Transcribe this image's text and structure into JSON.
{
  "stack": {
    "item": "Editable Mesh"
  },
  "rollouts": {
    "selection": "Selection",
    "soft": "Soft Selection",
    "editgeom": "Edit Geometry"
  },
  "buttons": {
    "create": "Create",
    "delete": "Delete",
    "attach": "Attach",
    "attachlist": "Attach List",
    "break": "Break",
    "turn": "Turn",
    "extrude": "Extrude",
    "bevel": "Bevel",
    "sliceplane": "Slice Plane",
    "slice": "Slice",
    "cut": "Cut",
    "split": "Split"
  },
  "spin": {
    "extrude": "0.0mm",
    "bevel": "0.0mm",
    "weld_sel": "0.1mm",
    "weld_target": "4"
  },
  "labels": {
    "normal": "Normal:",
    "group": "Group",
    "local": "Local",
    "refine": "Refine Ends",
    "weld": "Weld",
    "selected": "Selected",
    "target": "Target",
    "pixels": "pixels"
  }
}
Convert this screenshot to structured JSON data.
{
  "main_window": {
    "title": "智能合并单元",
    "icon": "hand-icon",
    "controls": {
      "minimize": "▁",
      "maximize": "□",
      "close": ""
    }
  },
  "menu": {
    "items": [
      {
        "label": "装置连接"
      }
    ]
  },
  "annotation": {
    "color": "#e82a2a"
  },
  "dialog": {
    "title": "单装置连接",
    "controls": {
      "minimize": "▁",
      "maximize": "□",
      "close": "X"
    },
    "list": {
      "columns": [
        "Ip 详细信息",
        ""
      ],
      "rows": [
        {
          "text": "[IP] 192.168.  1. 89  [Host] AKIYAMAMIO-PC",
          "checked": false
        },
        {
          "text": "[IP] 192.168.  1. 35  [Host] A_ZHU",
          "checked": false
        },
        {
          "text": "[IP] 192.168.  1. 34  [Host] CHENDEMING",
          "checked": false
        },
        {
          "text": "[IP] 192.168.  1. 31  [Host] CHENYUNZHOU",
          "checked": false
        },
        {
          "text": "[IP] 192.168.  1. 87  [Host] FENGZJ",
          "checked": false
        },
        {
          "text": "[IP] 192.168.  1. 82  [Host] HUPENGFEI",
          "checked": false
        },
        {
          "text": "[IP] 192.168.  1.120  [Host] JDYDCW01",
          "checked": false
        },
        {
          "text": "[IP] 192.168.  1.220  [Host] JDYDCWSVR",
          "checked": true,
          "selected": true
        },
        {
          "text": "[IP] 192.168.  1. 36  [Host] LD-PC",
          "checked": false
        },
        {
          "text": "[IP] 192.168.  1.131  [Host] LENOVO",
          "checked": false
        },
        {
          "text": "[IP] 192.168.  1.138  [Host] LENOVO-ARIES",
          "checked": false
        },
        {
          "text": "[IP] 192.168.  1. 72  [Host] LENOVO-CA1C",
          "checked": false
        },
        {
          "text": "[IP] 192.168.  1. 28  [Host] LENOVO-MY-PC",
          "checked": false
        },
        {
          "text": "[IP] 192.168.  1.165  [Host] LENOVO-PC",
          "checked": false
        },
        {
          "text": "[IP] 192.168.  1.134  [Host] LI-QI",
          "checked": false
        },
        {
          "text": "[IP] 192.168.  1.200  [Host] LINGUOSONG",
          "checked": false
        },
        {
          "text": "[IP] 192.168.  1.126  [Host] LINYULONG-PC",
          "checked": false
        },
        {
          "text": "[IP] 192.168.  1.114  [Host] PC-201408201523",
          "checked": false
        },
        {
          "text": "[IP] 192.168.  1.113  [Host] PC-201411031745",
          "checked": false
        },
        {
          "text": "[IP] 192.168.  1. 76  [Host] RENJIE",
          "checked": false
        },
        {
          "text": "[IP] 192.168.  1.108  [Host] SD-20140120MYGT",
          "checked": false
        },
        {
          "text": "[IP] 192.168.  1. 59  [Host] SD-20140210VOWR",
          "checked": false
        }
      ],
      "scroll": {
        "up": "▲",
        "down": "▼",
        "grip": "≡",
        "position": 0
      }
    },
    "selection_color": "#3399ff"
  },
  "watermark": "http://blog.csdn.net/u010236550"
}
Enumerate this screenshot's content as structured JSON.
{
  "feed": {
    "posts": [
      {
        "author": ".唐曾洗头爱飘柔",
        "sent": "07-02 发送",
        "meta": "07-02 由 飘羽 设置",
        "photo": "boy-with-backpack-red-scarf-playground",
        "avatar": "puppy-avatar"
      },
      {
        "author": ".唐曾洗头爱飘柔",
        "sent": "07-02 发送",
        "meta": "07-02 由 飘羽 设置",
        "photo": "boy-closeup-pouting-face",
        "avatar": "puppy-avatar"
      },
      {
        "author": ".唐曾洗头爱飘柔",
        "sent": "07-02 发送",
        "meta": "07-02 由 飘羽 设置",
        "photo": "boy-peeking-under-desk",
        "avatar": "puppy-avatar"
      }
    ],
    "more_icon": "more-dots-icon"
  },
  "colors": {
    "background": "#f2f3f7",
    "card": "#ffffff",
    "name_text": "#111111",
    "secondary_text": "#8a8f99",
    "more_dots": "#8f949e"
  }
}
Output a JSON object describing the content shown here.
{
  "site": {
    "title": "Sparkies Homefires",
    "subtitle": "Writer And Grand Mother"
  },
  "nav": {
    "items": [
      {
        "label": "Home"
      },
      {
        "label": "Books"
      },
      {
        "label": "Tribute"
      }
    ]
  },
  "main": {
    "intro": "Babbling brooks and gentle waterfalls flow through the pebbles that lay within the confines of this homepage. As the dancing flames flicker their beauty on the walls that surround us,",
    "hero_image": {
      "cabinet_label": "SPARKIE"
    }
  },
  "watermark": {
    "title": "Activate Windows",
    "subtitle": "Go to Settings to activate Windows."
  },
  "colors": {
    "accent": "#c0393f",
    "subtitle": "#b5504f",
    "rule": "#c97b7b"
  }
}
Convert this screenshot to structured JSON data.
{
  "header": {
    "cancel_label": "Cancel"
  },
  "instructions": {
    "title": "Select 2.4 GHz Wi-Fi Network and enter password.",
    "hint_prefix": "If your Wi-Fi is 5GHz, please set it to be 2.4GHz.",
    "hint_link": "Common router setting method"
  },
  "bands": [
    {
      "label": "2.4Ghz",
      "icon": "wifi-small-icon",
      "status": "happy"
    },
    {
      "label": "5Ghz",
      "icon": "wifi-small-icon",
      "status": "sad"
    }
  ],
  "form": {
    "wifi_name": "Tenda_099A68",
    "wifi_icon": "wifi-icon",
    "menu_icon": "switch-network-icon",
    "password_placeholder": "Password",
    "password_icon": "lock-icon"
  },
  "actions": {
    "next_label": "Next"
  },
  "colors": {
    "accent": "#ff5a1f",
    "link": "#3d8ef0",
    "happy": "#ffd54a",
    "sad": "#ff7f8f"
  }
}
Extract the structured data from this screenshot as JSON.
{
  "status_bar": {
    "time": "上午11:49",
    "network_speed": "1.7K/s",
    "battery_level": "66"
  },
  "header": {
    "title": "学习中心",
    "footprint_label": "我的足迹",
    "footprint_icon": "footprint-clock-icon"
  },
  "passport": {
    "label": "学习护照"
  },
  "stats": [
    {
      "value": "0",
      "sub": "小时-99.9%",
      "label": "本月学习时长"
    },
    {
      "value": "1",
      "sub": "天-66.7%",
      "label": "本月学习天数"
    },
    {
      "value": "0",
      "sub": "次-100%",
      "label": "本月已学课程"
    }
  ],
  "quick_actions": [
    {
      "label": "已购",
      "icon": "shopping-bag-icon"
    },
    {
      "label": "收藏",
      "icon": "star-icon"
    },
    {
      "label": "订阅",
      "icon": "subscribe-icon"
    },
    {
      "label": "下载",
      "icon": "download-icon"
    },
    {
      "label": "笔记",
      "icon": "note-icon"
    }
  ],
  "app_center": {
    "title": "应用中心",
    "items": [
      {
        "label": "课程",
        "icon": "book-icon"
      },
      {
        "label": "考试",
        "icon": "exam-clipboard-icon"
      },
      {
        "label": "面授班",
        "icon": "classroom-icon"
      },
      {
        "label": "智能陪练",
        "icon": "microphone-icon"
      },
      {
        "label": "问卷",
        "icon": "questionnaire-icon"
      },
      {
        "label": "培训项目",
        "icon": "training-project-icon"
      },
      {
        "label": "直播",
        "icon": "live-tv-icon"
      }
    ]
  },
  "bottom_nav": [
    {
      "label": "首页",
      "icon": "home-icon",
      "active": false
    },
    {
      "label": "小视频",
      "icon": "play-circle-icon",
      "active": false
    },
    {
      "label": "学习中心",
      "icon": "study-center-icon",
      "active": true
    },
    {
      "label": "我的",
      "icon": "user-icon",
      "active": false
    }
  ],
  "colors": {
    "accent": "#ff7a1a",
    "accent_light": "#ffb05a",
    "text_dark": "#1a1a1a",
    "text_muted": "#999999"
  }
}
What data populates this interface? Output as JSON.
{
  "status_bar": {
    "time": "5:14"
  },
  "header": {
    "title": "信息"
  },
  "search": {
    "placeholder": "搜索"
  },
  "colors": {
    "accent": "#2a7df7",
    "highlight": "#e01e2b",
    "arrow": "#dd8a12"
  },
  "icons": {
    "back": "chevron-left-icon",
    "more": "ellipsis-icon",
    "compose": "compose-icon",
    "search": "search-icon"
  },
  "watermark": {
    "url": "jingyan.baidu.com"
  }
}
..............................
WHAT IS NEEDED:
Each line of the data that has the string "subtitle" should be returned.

RESULT FOR THIS TASK:
    "subtitle": "Writer And Grand Mother"
    "subtitle": "Go to Settings to activate Windows."
    "subtitle": "#b5504f",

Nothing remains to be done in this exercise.